As higher education faces unprecedented public scrutiny and increasing pressures from the political, economic, social and environmental agendas, there is increased public interest in the impact of universities on their localities and regions and growing calls for universities to be more socially relevant and responsible by addressing the needs of society, both locally and globally. In recent years, the concept of the "third mission” has become popularised, referring to the social, enterprise, and innovative activities that universities perform in addition to core teaching and research tasks (Zomer and Benneworth 2011).

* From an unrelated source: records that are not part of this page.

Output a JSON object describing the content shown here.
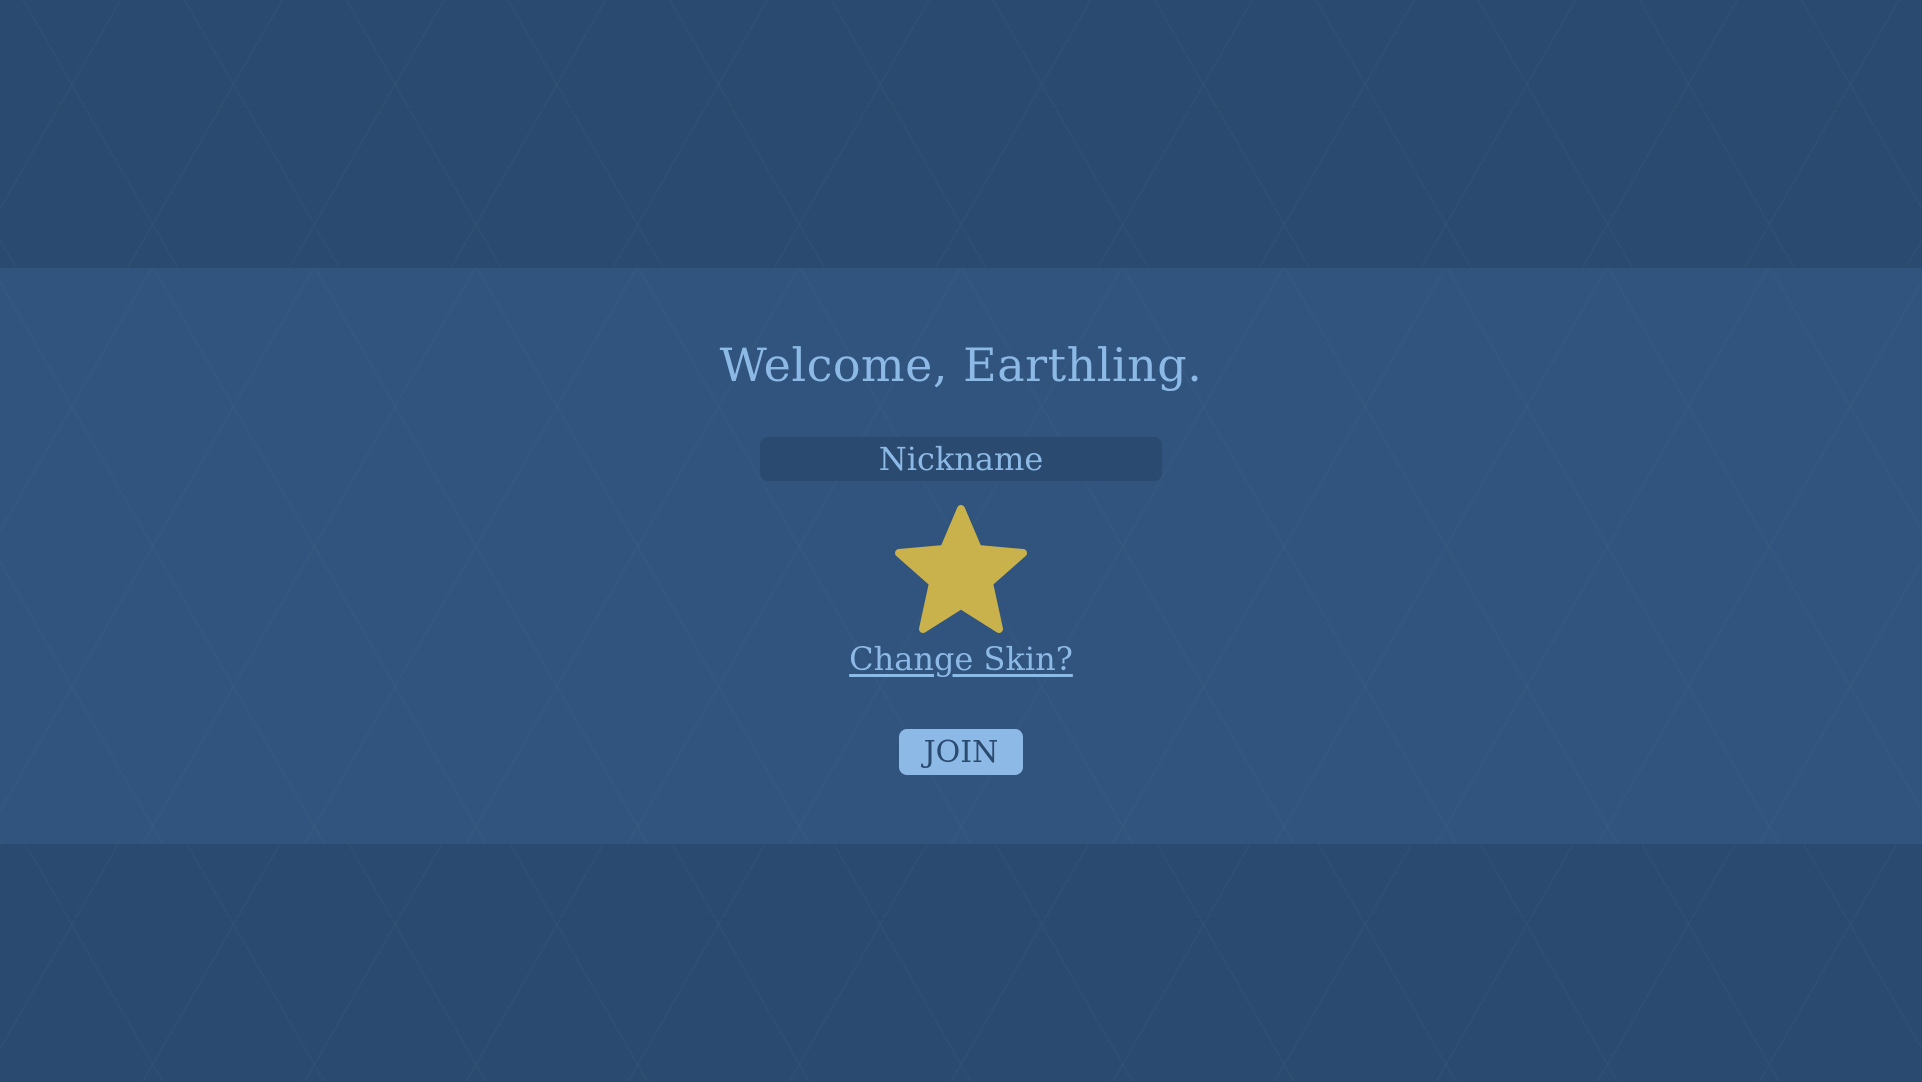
{
  "welcome": {
    "title": "Welcome, Earthling."
  },
  "nickname": {
    "placeholder": "Nickname",
    "value": ""
  },
  "skin": {
    "icon": "star-icon",
    "color": "#c9b24c",
    "change_label": "Change Skin?"
  },
  "join": {
    "label": "JOIN"
  },
  "colors": {
    "background": "#2a4a6f",
    "band": "#30547d",
    "text": "#8db9e6",
    "button": "#8db9e6",
    "input": "#2a4a6f"
  }
}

It is increasingly recognised that universities, when well-connected with their communities, can be a vehicle for making healthier, culturally richer and more interesting places to live, work and study. The civic university can be characterised by its ability to integrate its teaching, research and engagement with the outside world in such a way that each enhances the other without diminishing their quality (Goddard and Kempton 2016). Globally, more and more universities are integrating social responsibility into their mission statements, including those for research and teaching, arguing that higher education is improved when it gives back to the society that is responsible for funding it. Indeed, University Social Responsibility (USR) has become a core mission of many higher education institutions around the world (Timothy W. Tong, THE, April 7, 2017).
Through learning and sharing best practice, we want to drive institution-wide appreciation of and commitment to, co-production of knowledge and innovation through social engagement and citizen-led research, where the experience and expertise of individuals, communities and civic organisations is recognised, used and valued. We also want to understand how HEIs can build capacity to respond to what their local community really needs and perform or broker research (including community-based participatory action research), with and for communities, in a demand-driven way, while enhancing the civic competencies of students. A key goal underpinning the project will be to ensure that the project delivers a legacy of progress and impact that will last beyond the lifetime of the project.
The central aim of this proposal is to share experience and know-how of relationships between European Universities and their civic societies and to create a platform for practitioners to work together and learn from each other. We wish to partner with other European Universities within the EUniverCities Network, to explore the means by which cities are engaging with and mobilising citizens to facilitate teaching, research or volunteering opportunities and creating innovative solutions to societal issues.
Through sharing successful innovative practice, we want to better understand how we can improve reciprocity between academia and local society in order to address regional challenges and deliver local economic, social and cultural benefits and impact.
We want to explore and review the different models of community or civic university partnerships such as front-door (e.g. science shops), embedded and networked partnerships and define the processes, structures and governance which best nurture successful civic university partnerships.
We will explore the different approaches currently being used to include underrepresented social groups and ethnic minorities in the engagement approach and consider opportunities for improving equity throughout all stages of the collaborative process.
Finally, we want to identify opportunities to scale-up successful citizen-driven approaches and use partner cities as a test bed for their deployment